Written By Peter August, CEO, Melbourne Mint.
Since 2001 gold’s price has increased over 500 per cent, from a low of US$258 to around US$1,400 at present representing an annual compound growth of 14 -18% per cent. Gold’s long-term upward price trend is a reflection of the malaise that has been affecting the world since the early 2000’s – quantitative easing, inflation, economic turmoil, geopolitical turmoil, central bank buying and the structural problems in the banking system – all of which fundamentally drive its price.
Therefore when forecasting physical gold prices we must seek an understanding that is not based purely on technical analysis, but one that considers the above fundamental drivers. As more people turn to physical gold as a means to hedge the affects of these drivers, demand for gold grows. If all of these drivers do not change nor will the gold’s long-term price increases.
Central banks quantitative easing policies, or to put it simply money printing, is said to greatly determine inflationary growth. As we have no control over government decisions to launch such policies, currency is considered to be subject to high counterparty risk, in other words you don’t have to worry whether the economy of the country you hold the currency of will perform well. Gold conversely is immune government quick fixes that cause inflation; it cannot be tampered with, replicated, diluted or devalued to achieve temporary economic relief. As global money supply continues to rise alarmingly, so will demand for physical gold and subsequently its price.
It is debatable that the global financial crisis is now behind us, the outlook for global markets remains riddled with uncertainty. In the wake of the worst market volatility in a generation, investors will continue to explore alternative investments like gold to safe guard wealth; further facilitating continuous increases in gold’s price.

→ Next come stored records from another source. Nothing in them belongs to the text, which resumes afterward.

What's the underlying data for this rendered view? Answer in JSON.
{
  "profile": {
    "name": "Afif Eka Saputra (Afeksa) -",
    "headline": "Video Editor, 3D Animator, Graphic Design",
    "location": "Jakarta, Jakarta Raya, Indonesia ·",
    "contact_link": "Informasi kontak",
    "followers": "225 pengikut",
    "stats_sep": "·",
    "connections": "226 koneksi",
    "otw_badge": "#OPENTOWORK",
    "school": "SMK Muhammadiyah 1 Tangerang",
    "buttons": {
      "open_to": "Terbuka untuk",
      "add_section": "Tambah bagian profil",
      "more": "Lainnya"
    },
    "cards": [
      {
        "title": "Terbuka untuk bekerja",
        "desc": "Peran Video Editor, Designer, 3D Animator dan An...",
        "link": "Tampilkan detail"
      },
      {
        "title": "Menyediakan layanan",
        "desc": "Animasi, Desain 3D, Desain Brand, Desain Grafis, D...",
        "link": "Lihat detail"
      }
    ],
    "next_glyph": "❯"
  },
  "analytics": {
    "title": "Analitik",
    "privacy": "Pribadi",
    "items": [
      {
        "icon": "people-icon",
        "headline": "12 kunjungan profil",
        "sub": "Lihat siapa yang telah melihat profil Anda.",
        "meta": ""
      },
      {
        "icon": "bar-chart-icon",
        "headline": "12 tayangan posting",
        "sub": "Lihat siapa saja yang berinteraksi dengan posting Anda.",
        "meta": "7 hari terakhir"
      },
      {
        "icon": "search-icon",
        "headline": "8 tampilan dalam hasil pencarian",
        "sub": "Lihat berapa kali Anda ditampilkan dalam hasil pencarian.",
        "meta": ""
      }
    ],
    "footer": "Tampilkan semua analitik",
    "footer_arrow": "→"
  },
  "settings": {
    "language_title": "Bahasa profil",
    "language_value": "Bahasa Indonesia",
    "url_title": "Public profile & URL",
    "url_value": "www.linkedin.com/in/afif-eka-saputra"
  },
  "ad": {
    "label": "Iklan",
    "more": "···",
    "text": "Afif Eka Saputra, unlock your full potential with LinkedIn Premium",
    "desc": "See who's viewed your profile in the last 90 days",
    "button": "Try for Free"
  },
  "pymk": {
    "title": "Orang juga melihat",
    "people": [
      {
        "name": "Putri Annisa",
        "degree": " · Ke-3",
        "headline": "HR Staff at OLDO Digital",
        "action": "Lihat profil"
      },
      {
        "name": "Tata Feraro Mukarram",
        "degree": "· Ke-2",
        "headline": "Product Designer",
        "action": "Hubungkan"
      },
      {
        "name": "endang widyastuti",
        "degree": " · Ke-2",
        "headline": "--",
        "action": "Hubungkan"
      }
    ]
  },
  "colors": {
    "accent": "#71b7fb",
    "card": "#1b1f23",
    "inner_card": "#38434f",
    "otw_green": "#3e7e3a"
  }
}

Geopolitical issues such as changes to policy, war, and taxes imposed on trading are also a fundamental that’s said to drive demand for gold and its price. As the economic health of many nations continues to balance on the condition of external political relationships, more investors are seeking safe alternative investments. In all probability these political dramas are not going to fix themselves overnight nor in the foreseeable future.
Increased central bank buying is another key fundamental driving gold’s long-term price increases. In the midst of market volatility nations, like individuals, seek traditionally safe investments that are not intertwined in the failing financial system. As a result a long-term trend of countries building vast gold reserves in place of other financial investments has surfaced and it is central banks in emerging nations leading the way. The rush to amass gold reserves is increasing its scarcity, and as its scarcity increases so does its price.
It is no secret that many areas of the international banking system rest on unstable structures. With the interwoven nature of this globalised economy, only one aspect of the system needs to fall to trigger widespread economic concern consequences. Investors now understand financial investments that rely on the longevity of a prosperous international banking system can be hazardous. As the banking system continues to shake on its foundations, investors will continue to seek alternative investment options such as physical gold. This is why it is integral to factor in the banking system as a fundamental driver when forecasting price.
Peter August has many prestigious titles including CEO of Melbourne Mint, the Managing Director of Australian Bullion Company (Australia’s oldest privately owned bullion company), the founder and Managing Director of Universal Coin Co and the founder and Managing Director of Gold Merchants International, a global gold wholesaling company. Peter is also a director on the board of three global gold buying companies and a global gold mining company. He is an avid collector and a founding member of the Numismatics Dealer Association, a position he has held for 21 years. In total Peter has over 25 years’ experience in the precious metals and numismatics industries.